In her novel Light in my darkness Hellen Keller wrote, “There is no better way to thank God for your sight than by giving a helping hand to someone in the dark.”
Robert MacLaren, a surgeon and professor at the University of Oxford, has set out to do just that by using gene therapy to treat certain types of blindness with hopes that, in the future, the technique could be used to effectively combat this impairment.
The results for the patients of this experimental gene therapy were published in The Lancet medical journal and have the potential to encourage further research in this area. The trials focused on nine patients who suffered from a particular type of blindness called choroideremia, an inherited disease resulting in progressive blindness. Choroideremia is due to a genetic defect that causes the light-sensitive cells at the back of the eye to degenerate. As these cells die, the retina begins to shrink, leading to the gradual loss of vision.
The therapy involved surgery to inject the missing gene responsible for the choroidermia disease. The gene piggybacked on a virus that acted as a vehicle of delivery, helping the gene navigate right to the retina. Since the initial surgery, the results have been very inspiring—every one of the patients showed an improvement in vision, ranging from higher perception in dim light, to being able to read more lines on the eye chart.
“This [treatment] has huge implications for anyone with a genetic retinal disease such as age-related macular degeneration or retinitis pigmentosa, because it has for the first time shown that gene therapy can be applied safely before the onset of vision loss,” MacLaren said in an interview with the University of Oxford News.
One of the first trials was conducted with a 63-year-old man, Jonathan Wyatt, who at the time of the surgery had very minimal vision. Since undergoing treatment, he has experienced a significant improvement in sight.
“Now when I watch football on TV, if I look at the screen with my left eye alone, it is as if someone has switched on the floodlights,” Wyatt said in an interview with the University of Oxford News. “The green of the pitch is brighter, and the numbers on the shirts are much clearer.”
Another patient, Wayne Thomson, had a similar experience.
“I’ve lived the last 25 years with the certainty that I am going to go blind; and now, [after the operation] there is the possibility that I will hang on to my sight,” he said.
Since choroidermia is a degenerative disease, it may be premature to have very high hopes for the treatment. MacLaren’s paper consists of data for only six months past the surgeries. Therefore, it is still uncertain if the efficacy of the treatment is permanent or transient.
Regardless, MacLaren’s study has sparked optimism among other researchers. Jean Bennett from the University of Pennsylvania applauded these efforts, saying that the technique could be helpful in fighting against other causes of blindness like macular degeneration. However, Bennett is cautious to jump to conclusions.
“We can do as much work as we can in the laboratory and try to sort out all the variables, but there are always surprises,” she said in an interview with ABC News.

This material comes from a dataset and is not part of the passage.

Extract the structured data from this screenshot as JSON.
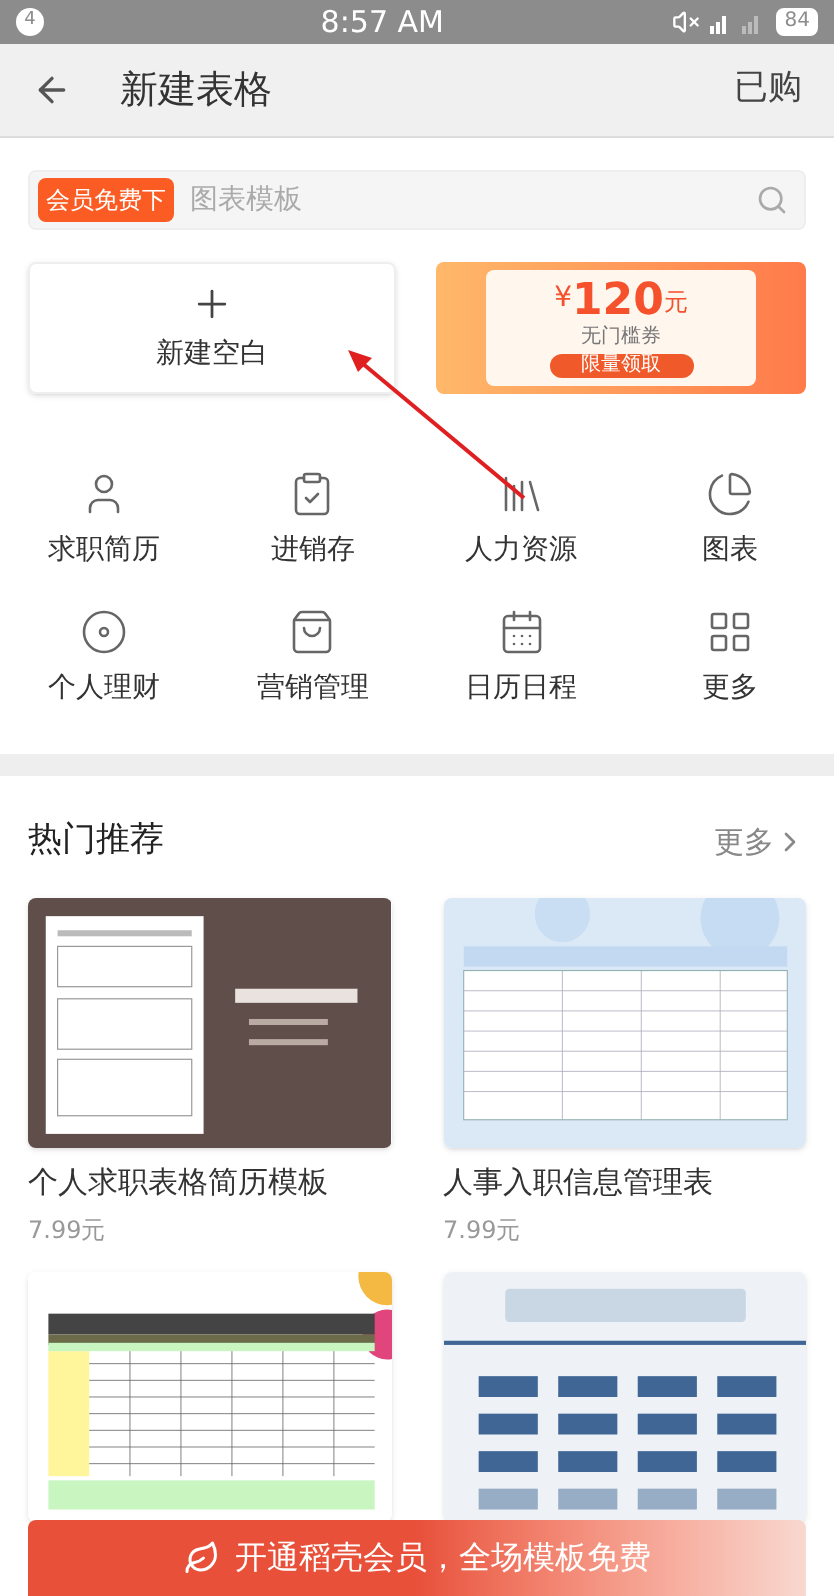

The researchers remain optimistic and look forward to the future results of the study.
“I am incredibly excited to see what will happen,” MacLaren said. “The difficult bits are done. We know the virus carrying the gene therapy gets into the cells and the retina recovers after the surgery. Now it’s just waiting to see how the patients progress.”